As you can see... a picture is worth a thousand words.
Here are some photos of our flats and some memorable pictures of some of our guests.
The second and third forks are now Billy & Aubrey Whittington and it is
on their land that the Tallahatchie Flats are situated. Aubrey, has been
instrumental in the acquisition of most of the structures as well as their
overall appearance, both inside and out, and keeps the others focused
on historical detail. Billy has also done a great deal more of the day to
day oversight than he ever expected, but without his dedication and
diligence there would be no Tallahatchie Flats.
The first fork is Steve LaVere, a music historian
and a Grammy award-winning record producer.
He has devoted the last 30 years to solving the
mystery of Robert Johnson. He and his family
moved to Greenwood from California to found
and operate the Greenwood Blues Heritage
Museum & Gallery & Greenwood Heritage Tours
as well as Veronica’s – Custom Bakery and
the Blue Parrot Café all of which were housed
in the historic Three Deuces Building on

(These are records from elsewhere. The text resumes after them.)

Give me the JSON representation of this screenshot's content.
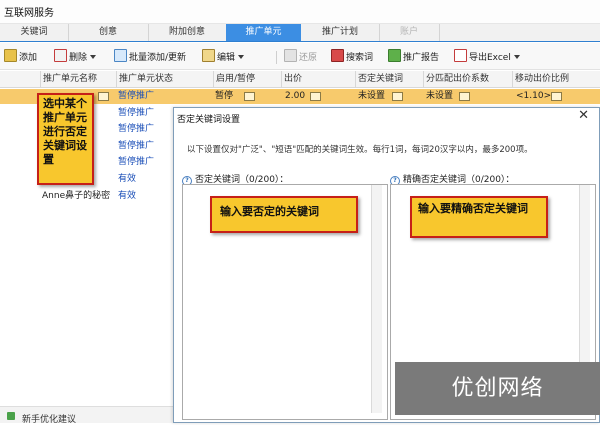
{
  "app": {
    "title": "互联网服务"
  },
  "tabs": [
    {
      "label": "关键词"
    },
    {
      "label": "创意"
    },
    {
      "label": "附加创意"
    },
    {
      "label": "推广单元"
    },
    {
      "label": "推广计划"
    },
    {
      "label": "账户"
    }
  ],
  "toolbar": {
    "add": "添加",
    "delete": "删除",
    "batch_add": "批量添加/更新",
    "edit": "编辑",
    "restore": "还原",
    "search_terms": "搜索词",
    "report": "推广报告",
    "export_excel": "导出Excel"
  },
  "grid": {
    "columns": [
      "推广单元名称",
      "推广单元状态",
      "启用/暂停",
      "出价",
      "否定关键词",
      "分匹配出价系数",
      "移动出价比例"
    ],
    "selected_row": {
      "name": "",
      "status": "暂停推广",
      "enabled": "暂停",
      "bid": "2.00",
      "negative": "未设置",
      "match_coef": "未设置",
      "mobile_ratio": "<1.10>"
    },
    "rows": [
      {
        "name": "",
        "status": "暂停推广"
      },
      {
        "name": "",
        "status": "暂停推广"
      },
      {
        "name": "",
        "status": "暂停推广"
      },
      {
        "name": "",
        "status": "暂停推广"
      },
      {
        "name": "",
        "status": "有效"
      },
      {
        "name": "Anne鼻子的秘密",
        "status": "有效"
      }
    ]
  },
  "bottom_panel": {
    "label": "新手优化建议"
  },
  "dialog": {
    "title": "否定关键词设置",
    "close_glyph": "✕",
    "description": "以下设置仅对\"广泛\"、\"短语\"匹配的关键词生效。每行1词，每词20汉字以内，最多200项。",
    "negative_label": "否定关键词（0/200）：",
    "negative_value": "",
    "exact_label": "精确否定关键词（0/200）：",
    "exact_value": ""
  },
  "callouts": {
    "select_unit": "选中某个推广单元进行否定关键词设置",
    "enter_negative": "输入要否定的关键词",
    "enter_exact": "输入要精确否定关键词"
  },
  "watermark": "优创网络",
  "colors": {
    "tab_active": "#3c8ee3",
    "selected_row": "#f7ca6c",
    "callout_fill": "#f8c72d",
    "callout_border": "#c62018",
    "link_blue": "#1b4fb8"
  }
}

Howard Street in Greenwood.
Steve LaVere became enchanted with the idea
of creating a venture similar in scope to that of
The Shack Up Inn near Clarksdale. He took the
idea to both Fincher and Whittington and they
received it with interest. After a couple or three
years that included contemplation, land surveys,
assessment and reassessment, the present
location was finally selected and old tenant
houses were sought for removal to the site for
refurbishment, restoration and renovation.
The entity that operates Tallahatchie Flats is an LLC partnership. It was
named Three Forks because it has three partners - originally they were
Stuart Fincher, Steve LaVere and the husband and wife team of
Billy and Aubrey Whittington - and their partnership was the outgrowth
of discussions concerning the Robert Johnson phenomenon that has
engulfed the cultural sensibilities of the Greenwood area for the last
15 years. Also, Three Forks is the area where Robert Johnson is known
to have been poisoned and it is not far from the plot of land selected for
the venture. Of course, a lot more money was spent than was ever
anticipated, but the result, which is still a work in progress
– and probably always will be – is something in which the entire community
of Greenwood can be proud. The Tallahatchie Flats are both a living
museum and a working motor court (the predecessor to the modern motel)
and we sincerely hope you like them, too.